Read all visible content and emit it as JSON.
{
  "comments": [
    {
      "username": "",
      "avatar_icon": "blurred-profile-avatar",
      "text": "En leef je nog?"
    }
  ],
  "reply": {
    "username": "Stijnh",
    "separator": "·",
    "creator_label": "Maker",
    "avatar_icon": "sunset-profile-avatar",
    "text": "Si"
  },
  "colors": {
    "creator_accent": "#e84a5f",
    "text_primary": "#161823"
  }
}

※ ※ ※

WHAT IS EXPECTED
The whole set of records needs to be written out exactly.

WRITTEN ANSWER
Read all visible content and emit it as JSON.
{
  "comments": [
    {
      "username": "",
      "avatar_icon": "blurred-profile-avatar",
      "text": "En leef je nog?"
    }
  ],
  "reply": {
    "username": "Stijnh",
    "separator": "·",
    "creator_label": "Maker",
    "avatar_icon": "sunset-profile-avatar",
    "text": "Si"
  },
  "colors": {
    "creator_accent": "#e84a5f",
    "text_primary": "#161823"
  }
}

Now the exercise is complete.